------ Data to process
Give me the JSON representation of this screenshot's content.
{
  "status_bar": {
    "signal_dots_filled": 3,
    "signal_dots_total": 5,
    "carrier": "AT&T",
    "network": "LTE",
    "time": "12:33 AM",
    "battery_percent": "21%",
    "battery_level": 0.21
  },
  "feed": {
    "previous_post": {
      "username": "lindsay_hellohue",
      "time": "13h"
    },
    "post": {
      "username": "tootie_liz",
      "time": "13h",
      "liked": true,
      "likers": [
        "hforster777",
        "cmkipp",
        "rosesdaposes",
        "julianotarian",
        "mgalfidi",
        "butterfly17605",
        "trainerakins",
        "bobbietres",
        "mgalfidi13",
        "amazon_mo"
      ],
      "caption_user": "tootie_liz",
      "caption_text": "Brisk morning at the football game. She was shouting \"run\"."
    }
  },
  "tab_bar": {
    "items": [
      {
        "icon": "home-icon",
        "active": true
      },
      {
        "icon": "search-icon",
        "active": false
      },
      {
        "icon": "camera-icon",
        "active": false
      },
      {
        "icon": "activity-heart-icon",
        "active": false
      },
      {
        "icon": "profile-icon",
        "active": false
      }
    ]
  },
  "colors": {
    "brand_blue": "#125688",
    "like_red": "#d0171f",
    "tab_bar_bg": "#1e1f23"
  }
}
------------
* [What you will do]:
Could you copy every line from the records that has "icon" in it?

* [Your response]:
        "icon": "home-icon",
        "icon": "search-icon",
        "icon": "camera-icon",
        "icon": "activity-heart-icon",
        "icon": "profile-icon",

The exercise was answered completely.